Indeed, we have individually and collectively failed our children not only as leaders but also as parents, teachers, and as individuals. It is catastrophic and bad enough for the overall well-being of a society when its men who are old enough to be grandfathers defile small girls as little as 4-year-old. Many parents, especially of the elitist class are so permissive in the inculcation of right morals in their children that the latter grow up without appreciating universal ethical values. They harm their children by over-pampering them as if money is everything.

In the northern part of the country, some parents abandon or shift the responsibility of training and educating their children to others by dumping such toddlers in Almajiri schools that are far from where kids can get the natural love and care that only parents can provide at that stage of their life. The sack of some lecturers including professors from ivory towers in recent years for their involvement in “sex-for-marks” scandals reveals how teachers who used to be dependable guardians of their students have lost conscience and now extort, harass, intimidate, and even maltreat those who, as students, should be trust in their hands. We have actually failed the youth of this country.
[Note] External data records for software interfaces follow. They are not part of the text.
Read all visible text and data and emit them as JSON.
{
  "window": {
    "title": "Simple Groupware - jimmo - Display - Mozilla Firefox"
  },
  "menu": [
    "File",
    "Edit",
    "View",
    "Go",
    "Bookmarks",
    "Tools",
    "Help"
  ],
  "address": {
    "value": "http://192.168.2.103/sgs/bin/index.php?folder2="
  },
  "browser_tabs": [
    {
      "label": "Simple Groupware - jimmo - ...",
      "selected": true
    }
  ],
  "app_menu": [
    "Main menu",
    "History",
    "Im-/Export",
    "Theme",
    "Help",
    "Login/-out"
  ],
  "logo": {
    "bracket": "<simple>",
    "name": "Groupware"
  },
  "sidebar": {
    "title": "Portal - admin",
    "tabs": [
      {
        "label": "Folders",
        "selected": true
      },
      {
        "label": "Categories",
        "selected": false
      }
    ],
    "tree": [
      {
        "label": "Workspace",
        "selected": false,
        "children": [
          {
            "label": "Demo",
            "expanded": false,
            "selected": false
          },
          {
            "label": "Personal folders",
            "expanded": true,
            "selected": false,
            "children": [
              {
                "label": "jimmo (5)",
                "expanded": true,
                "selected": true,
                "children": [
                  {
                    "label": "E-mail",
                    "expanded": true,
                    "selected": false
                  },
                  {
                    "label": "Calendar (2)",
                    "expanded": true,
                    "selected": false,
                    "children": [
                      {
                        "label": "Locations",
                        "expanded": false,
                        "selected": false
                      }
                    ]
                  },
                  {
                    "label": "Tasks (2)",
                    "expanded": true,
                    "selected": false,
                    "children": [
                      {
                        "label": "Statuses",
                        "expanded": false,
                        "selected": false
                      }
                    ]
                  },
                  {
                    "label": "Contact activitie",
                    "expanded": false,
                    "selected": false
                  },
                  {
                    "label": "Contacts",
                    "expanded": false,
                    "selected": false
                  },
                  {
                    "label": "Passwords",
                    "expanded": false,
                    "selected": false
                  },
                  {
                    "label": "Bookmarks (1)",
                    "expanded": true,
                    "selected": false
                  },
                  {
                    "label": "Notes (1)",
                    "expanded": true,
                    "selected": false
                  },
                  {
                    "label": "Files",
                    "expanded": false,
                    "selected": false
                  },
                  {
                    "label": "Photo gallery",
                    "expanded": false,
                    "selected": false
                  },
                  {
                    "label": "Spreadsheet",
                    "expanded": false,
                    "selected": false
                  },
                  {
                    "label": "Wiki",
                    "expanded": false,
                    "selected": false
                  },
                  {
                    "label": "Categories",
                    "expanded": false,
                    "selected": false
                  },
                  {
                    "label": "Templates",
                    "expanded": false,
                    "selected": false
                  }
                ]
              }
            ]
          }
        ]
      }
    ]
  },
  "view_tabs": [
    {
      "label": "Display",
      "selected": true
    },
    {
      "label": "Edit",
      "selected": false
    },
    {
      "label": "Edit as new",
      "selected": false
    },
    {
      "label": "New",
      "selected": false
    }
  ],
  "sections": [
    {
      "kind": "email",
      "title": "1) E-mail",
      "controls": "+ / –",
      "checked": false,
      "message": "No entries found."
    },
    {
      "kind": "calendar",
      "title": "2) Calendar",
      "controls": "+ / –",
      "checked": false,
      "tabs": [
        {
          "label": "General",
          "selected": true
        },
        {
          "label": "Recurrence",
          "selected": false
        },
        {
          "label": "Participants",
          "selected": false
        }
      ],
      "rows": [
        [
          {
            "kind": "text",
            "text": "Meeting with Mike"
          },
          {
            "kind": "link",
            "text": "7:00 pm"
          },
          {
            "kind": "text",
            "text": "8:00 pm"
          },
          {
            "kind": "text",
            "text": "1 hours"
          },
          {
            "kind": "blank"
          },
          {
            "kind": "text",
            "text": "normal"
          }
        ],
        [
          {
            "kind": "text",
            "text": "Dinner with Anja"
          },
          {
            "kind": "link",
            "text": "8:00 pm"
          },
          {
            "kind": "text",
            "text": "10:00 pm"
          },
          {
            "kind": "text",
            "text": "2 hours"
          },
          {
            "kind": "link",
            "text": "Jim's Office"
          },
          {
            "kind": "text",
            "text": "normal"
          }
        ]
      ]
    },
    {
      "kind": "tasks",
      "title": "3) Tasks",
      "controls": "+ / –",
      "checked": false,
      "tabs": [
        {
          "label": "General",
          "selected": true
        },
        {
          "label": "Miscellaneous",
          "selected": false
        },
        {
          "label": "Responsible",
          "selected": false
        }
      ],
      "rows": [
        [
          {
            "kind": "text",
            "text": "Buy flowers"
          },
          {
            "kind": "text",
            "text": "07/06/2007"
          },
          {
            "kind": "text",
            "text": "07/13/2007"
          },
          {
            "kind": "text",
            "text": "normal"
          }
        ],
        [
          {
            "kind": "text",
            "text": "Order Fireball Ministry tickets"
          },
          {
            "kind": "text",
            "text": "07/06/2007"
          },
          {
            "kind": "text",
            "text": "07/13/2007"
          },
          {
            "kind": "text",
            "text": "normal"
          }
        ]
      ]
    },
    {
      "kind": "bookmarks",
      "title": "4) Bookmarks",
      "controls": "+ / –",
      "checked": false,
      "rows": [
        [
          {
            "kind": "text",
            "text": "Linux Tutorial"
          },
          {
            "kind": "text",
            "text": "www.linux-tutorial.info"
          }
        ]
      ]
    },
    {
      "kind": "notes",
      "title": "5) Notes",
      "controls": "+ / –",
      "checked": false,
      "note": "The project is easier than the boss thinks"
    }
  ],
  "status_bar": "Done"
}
The singular courage of the Finance Minister to take responsibility on behalf of Nigerian leaders with blunt remarks deserves commendation. The announcement by the minister (at the interactive session) of the creation by the federal government of a N75 billion entrepreneurship support fund to empower youth in the country to grow their businesses and be economically independent is also laudable. Nigerian youth need this kind of national agenda that will key them into productive sectors of the economy. While it is important to bring back NDPs for states to also replicate, it is time for a pragmatic national ethical re-birth. May Allah (SWT) guide us to fear God in all that we do and say, amin.